“A startup that prematurely targets a growth goal often ends up making a nebulous product that some users sort of like and papering over this with ‘growth hacking’. That sort of works—at least, it will fool investors for awhile until they start digging into retention numbers—but eventually the music stops.”
“There’s an initial period of slow or no growth while the startup tries to figure out what it’s doing. As the startup figures out how to make something lots of people want and how to reach those people, there’s a period of rapid growth.”
“Leaky buckets don’t need more water, they need their holes fixed. It’s a rookie mistake to focus on customer acquisition instead of customer retention, especially early in a startup’s life.”
Continue reading “Should I hire a growth hacker/growth engineer?”
Companies sound serious. When you start thinking of yourself as a company, you start acting like one. Worst of all, you won’t work on slightly crazy ideas. When you have a company, the clock is ticking and people expect results. It’s far better to be thought of—and to think of yourself—as a project than a company for as long as possible.
Work on real work. Stay focused on building a product your users love and hitting your growth targets. Try to have a board and peers who will make you hold yourself accountable. Make the mistake of focusing too much on what matters most, not too little, and relentlessly protect your time from everything else.
First-time startup CEOs make a lot of mistakes, mostly due to ignorance. One particularly bad one is misunderstanding or misusing basic financial terms.
I think the right initial metric is “do any users love our product so much they spontaneously tell other people to use it?” Until that’s a “yes”, founders are generally better off focusing on this instead of a growth target.
A startup that prematurely targets a growth goal often ends up making a nebulous product that some users sort of like and papering over this with ‘growth hacking’. That sort of works—at least, it will fool investors for awhile until they start digging into retention numbers—but eventually the music stops.

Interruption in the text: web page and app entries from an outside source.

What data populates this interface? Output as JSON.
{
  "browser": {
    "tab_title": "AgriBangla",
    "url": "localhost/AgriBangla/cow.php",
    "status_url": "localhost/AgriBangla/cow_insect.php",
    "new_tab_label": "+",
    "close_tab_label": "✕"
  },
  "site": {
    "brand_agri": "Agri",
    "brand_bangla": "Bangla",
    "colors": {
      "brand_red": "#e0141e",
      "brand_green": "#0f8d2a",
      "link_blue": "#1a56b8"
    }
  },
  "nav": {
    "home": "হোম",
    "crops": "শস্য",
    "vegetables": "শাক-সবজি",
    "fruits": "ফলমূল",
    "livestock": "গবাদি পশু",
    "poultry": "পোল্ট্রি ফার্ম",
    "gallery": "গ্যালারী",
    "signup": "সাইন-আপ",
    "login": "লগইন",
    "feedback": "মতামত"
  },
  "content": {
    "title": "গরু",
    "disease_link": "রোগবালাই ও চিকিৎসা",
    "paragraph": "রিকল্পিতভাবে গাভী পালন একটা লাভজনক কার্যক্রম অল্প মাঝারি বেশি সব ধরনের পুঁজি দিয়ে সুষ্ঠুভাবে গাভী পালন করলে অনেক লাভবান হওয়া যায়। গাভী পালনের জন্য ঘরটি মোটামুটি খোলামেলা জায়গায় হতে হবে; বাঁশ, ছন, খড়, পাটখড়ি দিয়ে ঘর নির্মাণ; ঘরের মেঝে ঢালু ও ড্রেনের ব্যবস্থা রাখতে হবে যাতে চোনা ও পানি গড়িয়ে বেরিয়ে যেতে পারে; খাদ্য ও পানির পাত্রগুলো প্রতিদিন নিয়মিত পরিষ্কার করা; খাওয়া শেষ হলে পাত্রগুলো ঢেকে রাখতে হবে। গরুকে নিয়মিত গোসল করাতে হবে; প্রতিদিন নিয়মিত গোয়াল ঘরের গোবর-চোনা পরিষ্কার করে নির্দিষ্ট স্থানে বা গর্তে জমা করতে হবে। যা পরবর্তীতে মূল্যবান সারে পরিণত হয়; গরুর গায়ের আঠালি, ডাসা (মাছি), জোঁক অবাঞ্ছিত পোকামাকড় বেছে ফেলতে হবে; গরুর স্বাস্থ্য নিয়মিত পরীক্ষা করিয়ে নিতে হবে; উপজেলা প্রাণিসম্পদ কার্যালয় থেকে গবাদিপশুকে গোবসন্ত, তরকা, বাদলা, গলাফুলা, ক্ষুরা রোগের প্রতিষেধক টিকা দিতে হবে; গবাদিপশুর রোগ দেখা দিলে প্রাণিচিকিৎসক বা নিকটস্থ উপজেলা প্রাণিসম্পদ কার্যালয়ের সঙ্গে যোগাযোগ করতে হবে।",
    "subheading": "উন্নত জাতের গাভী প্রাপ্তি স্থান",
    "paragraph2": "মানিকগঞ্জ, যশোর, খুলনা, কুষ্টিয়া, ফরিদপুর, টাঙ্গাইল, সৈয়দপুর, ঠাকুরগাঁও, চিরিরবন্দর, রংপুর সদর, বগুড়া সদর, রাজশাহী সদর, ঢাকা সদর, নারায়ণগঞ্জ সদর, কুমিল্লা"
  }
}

In the first few weeks of a startup’s life, the founders really need to figure out what they’re doing and why. Then they need to build a product some users really love. Only after that they should focus on growth above all else.